Willy de Eerens
Willy de Eerens was born on 27 February 1921 in Tjilatjap, an important port on the south coast of Java.
During the Japanese invasion he was evacuated to Australia as one of the 99 student pilots from the class of 1 July 1941 of the Vlieg- en Waarnemersschool (V.W.S. – Flying and Observer School). They left from Tandjung Priok on the 18th of February on board the ms Boissevain.
From February to April 1942 he was at the Flying School and the Observer School of the Army Aviation Corps of the Royal Netherlands Indies Army- KNIL, at the number 6 RAAF Service Flying Training School (6 SFTS) at Mallala, Adelaide. He was trained on the CAC Wirraway aircraft.
According to Dutch military historian Dr. Peter Boer [7 The evacuation and posting in Australia of the Flying and Observer School of the Army Aviation Corps KNIL, February-April 1942], from Australia he went with the other students to the Royal Netherlands Military Flying School RNMFS) in America. He was tested as an apprentice pilot (ll vl) and trained as a radio telegraphist-air gunner.
He received basic training with the USAAF to become a wireless operator at Sioux Falls, South Dakota and graduated in March 1943. He was then trained as an air-gunner at Tyndall Field, Florida and Jackson, Mississippi. He was certified as a radio telegraphist-air gunner on 30 June 1943 and transferred to Australia on 9 August 1943, destination 18 NEI Squadron.

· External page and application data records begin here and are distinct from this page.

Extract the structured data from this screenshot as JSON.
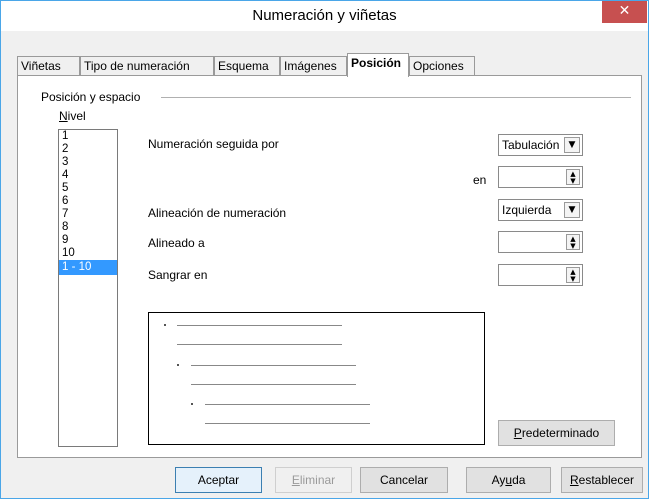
{
  "window": {
    "title": "Numeración y viñetas"
  },
  "tabs": [
    {
      "label": "Viñetas"
    },
    {
      "label": "Tipo de numeración"
    },
    {
      "label": "Esquema"
    },
    {
      "label": "Imágenes"
    },
    {
      "label": "Posición",
      "active": true
    },
    {
      "label": "Opciones"
    }
  ],
  "position": {
    "group_label": "Posición y espacio",
    "level_label": "Nivel",
    "levels": [
      "1",
      "2",
      "3",
      "4",
      "5",
      "6",
      "7",
      "8",
      "9",
      "10",
      "1 - 10"
    ],
    "selected_level": "1 - 10",
    "numbering_followed_by": {
      "label": "Numeración seguida por",
      "value": "Tabulación"
    },
    "at": {
      "label": "en",
      "value": ""
    },
    "numbering_alignment": {
      "label": "Alineación de numeración",
      "value": "Izquierda"
    },
    "aligned_at": {
      "label": "Alineado a",
      "value": ""
    },
    "indent_at": {
      "label": "Sangrar en",
      "value": ""
    },
    "default_button": "Predeterminado"
  },
  "footer": {
    "ok": "Aceptar",
    "delete": "Eliminar",
    "cancel": "Cancelar",
    "help": "Ayuda",
    "reset": "Restablecer"
  },
  "colors": {
    "accent": "#3399ff",
    "close": "#c75050",
    "window_border": "#4aa6e8"
  }
}
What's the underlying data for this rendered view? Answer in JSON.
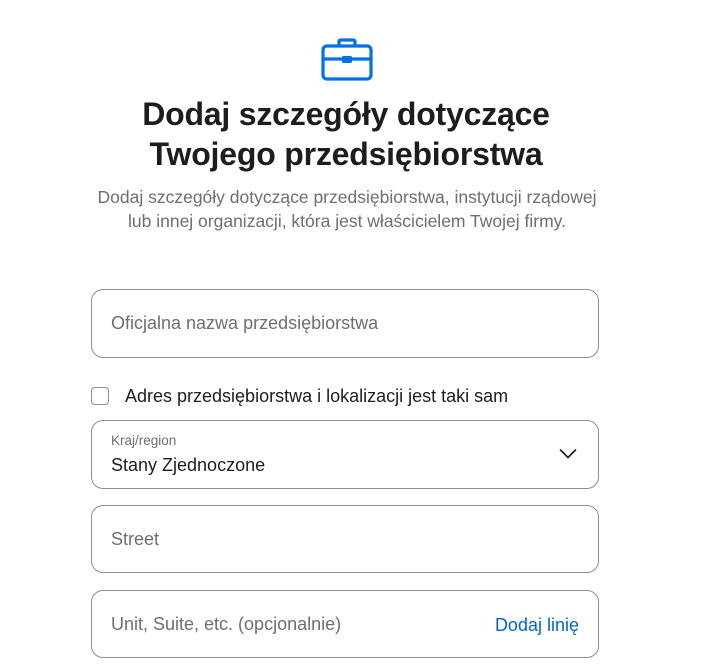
{
  "header": {
    "icon": "briefcase-icon",
    "title_line1": "Dodaj szczegóły dotyczące",
    "title_line2": "Twojego przedsiębiorstwa",
    "subtitle": "Dodaj szczegóły dotyczące przedsiębiorstwa, instytucji rządowej lub innej organizacji, która jest właścicielem Twojej firmy."
  },
  "form": {
    "company_name": {
      "placeholder": "Oficjalna nazwa przedsiębiorstwa",
      "value": ""
    },
    "same_address_checkbox": {
      "label": "Adres przedsiębiorstwa i lokalizacji jest taki sam",
      "checked": false
    },
    "country": {
      "label": "Kraj/region",
      "value": "Stany Zjednoczone"
    },
    "street": {
      "placeholder": "Street",
      "value": ""
    },
    "unit": {
      "placeholder": "Unit, Suite, etc. (opcjonalnie)",
      "value": "",
      "add_line_label": "Dodaj linię"
    }
  },
  "colors": {
    "accent": "#0071e3",
    "link": "#0066cc",
    "text": "#1d1d1f",
    "secondary_text": "#6e6e73",
    "border": "#8e8e93"
  }
}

On 6 March 1944, he was on board the North American B-25D-25 Mitchell bomber plane, registration number N5-179 who left from Batchelor Air Field, NT destination NEI.

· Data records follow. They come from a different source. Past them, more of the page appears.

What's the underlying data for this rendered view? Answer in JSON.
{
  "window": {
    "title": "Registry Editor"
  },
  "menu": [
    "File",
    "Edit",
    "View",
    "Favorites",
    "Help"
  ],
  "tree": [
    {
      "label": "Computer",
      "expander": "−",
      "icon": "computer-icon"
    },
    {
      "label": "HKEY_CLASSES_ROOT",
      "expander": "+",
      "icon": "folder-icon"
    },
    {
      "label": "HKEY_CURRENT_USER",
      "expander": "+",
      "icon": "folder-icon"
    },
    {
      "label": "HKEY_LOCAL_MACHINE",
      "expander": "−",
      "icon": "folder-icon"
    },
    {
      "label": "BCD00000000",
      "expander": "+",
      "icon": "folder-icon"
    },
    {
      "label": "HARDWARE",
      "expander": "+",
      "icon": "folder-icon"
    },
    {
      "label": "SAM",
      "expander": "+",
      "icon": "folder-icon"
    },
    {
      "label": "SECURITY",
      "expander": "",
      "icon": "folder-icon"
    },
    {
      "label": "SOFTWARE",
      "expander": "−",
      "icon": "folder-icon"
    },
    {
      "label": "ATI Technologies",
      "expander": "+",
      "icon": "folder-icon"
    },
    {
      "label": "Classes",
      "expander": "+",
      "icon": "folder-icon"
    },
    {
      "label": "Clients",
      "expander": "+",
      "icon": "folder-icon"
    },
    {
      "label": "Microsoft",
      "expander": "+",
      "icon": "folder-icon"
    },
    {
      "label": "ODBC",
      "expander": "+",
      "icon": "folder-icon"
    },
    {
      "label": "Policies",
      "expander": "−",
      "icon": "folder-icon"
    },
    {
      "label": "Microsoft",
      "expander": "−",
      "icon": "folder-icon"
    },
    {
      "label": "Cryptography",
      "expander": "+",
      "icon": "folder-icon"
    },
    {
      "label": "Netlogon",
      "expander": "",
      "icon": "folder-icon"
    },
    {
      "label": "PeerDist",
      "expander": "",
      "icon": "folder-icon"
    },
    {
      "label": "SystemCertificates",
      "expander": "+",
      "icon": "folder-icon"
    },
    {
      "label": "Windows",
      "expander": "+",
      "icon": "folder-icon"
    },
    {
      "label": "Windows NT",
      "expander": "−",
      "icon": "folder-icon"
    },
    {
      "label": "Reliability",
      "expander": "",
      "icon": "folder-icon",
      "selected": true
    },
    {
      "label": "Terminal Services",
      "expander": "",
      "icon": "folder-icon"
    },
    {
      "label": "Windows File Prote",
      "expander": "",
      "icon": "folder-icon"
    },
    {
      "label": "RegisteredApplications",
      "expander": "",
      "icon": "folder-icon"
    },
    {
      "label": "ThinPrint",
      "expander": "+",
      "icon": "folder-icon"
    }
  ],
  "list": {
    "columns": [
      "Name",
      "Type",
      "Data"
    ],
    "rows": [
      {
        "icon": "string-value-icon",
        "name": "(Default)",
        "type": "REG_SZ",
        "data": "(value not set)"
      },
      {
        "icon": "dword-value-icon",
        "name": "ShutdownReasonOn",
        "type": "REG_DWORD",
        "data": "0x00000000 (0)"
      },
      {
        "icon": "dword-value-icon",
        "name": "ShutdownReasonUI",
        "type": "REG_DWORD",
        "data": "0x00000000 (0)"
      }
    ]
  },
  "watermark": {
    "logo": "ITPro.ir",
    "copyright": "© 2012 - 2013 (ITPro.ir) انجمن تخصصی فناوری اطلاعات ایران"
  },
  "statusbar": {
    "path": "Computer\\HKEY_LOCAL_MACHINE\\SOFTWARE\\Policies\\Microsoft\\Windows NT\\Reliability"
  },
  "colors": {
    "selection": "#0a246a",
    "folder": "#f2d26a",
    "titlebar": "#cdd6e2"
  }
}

The plane was most likely shot down during a night attack on Toeal, a city in the current Maluku Province of Indonesia. The city, called Kota Tual in Indonesian, is within the Kei Islands, on Dullah Island.
All 6 crew members died in the crash and the wreck was written off. In the relevant documents of the crash, he is listed as Sgt ML KNIL a/b N5-179. (Sergeant Pilot Netherlands East Indies Air Force on board N5-179). They all will have been close colleagues and friends as most, if not all, went through the same training facilities and would have flown together on many missions.